WHAT YOU HAVE TO DO: Go through the entries below and tally the lines containing the string "description"; report only the tally.

─── DATA EXCERPTS

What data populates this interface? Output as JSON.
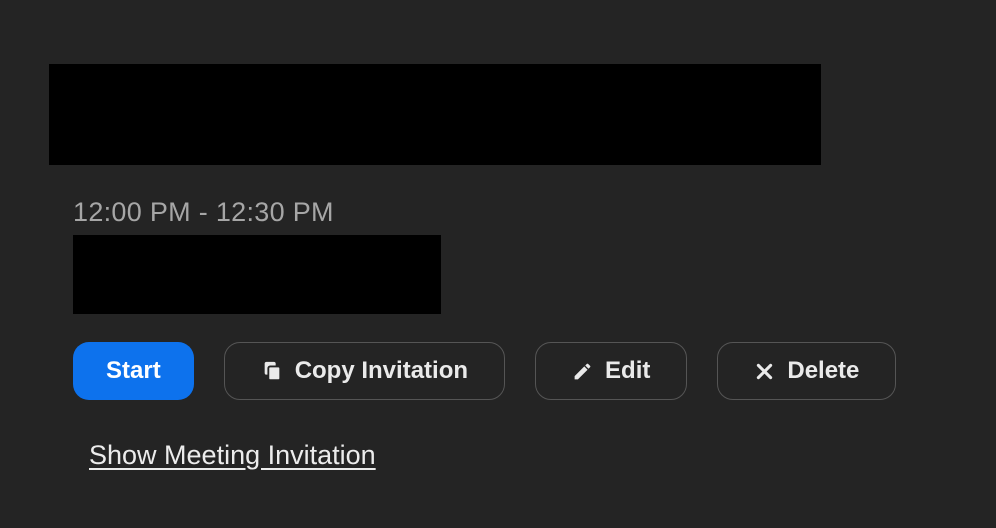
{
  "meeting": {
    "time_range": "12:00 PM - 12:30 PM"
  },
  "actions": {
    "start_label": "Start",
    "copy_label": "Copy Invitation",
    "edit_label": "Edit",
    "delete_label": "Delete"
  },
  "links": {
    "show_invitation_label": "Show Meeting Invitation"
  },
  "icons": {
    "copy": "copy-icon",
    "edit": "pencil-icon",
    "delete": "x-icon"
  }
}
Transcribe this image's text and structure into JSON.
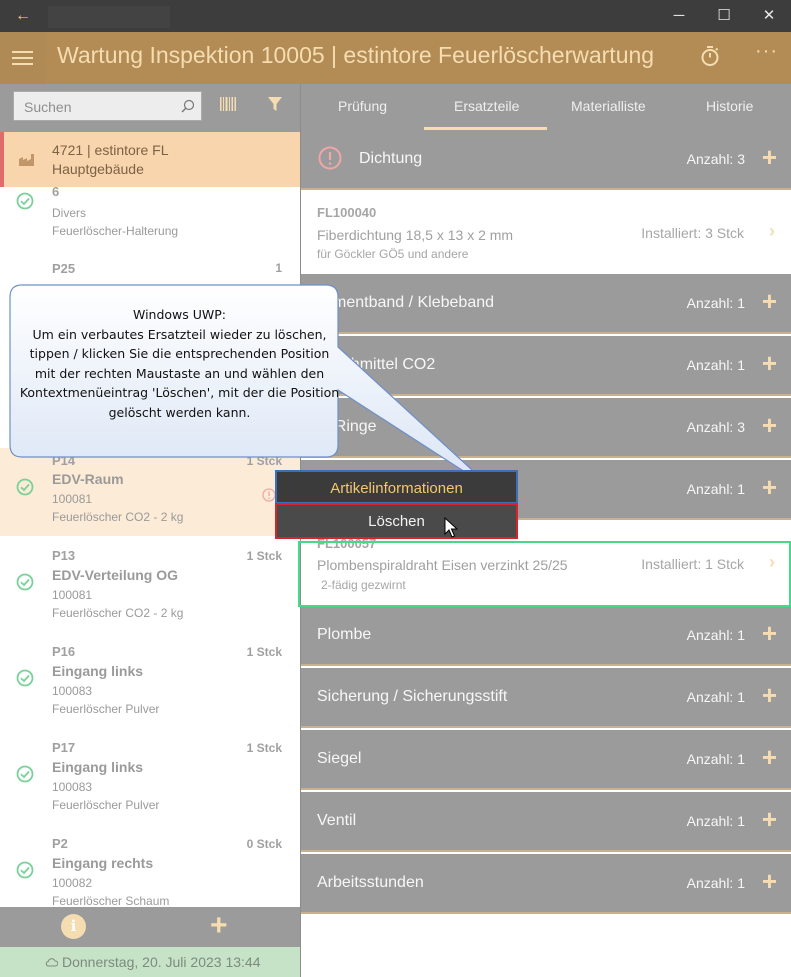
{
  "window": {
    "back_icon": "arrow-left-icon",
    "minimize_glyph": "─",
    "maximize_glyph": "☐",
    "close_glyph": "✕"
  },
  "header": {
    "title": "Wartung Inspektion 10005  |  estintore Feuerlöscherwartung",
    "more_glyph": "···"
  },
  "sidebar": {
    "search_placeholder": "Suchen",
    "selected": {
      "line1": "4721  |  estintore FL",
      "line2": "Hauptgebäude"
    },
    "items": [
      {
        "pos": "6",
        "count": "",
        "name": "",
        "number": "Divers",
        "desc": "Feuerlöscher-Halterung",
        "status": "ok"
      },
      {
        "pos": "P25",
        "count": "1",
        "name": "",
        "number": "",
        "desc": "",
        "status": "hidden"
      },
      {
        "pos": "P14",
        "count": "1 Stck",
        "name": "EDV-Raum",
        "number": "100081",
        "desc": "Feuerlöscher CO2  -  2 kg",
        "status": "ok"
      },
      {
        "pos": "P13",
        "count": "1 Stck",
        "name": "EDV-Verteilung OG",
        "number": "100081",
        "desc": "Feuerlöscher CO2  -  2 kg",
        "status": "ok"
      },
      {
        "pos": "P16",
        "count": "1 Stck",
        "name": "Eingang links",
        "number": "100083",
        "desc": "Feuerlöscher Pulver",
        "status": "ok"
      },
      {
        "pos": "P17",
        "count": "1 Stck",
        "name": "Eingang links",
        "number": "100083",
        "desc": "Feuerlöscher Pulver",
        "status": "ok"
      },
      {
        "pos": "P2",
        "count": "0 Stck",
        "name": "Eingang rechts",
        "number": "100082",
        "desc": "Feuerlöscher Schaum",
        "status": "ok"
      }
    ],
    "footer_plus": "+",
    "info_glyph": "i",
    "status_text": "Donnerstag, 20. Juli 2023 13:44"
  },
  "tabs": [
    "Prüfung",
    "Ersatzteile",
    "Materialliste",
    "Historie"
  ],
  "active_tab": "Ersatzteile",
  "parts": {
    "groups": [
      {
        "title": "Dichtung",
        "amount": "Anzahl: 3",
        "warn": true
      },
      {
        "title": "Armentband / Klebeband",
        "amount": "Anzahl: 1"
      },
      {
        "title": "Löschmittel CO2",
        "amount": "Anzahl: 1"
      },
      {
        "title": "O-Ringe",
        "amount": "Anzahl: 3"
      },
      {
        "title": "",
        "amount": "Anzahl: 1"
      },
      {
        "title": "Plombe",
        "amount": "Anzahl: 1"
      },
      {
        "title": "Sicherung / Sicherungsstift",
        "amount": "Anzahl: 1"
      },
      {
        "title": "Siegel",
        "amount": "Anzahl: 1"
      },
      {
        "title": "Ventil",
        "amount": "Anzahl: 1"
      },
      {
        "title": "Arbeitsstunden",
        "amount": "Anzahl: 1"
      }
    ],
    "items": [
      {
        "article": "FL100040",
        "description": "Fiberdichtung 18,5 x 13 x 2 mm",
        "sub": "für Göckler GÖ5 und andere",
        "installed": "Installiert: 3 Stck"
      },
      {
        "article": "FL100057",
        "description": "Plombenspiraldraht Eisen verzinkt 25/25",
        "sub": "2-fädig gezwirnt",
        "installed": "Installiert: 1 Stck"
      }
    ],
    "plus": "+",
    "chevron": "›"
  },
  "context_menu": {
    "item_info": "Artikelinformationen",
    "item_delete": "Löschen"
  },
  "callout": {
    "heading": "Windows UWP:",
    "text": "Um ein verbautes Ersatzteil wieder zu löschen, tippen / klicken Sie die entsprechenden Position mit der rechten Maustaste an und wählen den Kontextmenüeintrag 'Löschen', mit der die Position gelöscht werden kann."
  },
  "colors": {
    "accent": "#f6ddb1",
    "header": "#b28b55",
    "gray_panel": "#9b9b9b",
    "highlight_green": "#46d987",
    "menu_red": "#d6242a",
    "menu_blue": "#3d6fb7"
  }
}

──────
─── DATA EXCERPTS

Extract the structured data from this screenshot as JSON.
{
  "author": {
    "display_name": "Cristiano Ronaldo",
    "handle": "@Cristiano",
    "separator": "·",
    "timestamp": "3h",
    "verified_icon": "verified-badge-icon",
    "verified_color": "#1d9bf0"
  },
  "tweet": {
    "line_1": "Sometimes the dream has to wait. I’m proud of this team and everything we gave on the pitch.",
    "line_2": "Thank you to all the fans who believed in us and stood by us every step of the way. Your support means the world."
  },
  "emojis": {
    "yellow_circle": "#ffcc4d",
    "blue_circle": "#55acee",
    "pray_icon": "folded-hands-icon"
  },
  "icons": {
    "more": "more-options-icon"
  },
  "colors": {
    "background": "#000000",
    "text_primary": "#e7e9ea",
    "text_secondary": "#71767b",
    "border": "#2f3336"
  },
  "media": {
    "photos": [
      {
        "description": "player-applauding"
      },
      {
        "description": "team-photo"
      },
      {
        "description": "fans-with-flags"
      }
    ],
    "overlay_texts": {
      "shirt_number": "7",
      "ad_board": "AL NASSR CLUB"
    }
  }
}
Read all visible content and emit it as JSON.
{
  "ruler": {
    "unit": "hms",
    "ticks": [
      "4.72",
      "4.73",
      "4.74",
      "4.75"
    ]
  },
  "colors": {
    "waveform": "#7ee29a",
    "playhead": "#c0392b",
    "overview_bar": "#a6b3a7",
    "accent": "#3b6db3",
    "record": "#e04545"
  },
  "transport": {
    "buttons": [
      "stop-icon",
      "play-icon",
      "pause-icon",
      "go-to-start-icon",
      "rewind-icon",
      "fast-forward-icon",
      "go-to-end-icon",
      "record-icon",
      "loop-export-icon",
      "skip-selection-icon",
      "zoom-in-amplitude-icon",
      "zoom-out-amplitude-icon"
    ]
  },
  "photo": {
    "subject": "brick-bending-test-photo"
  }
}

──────

SOLUTION: 5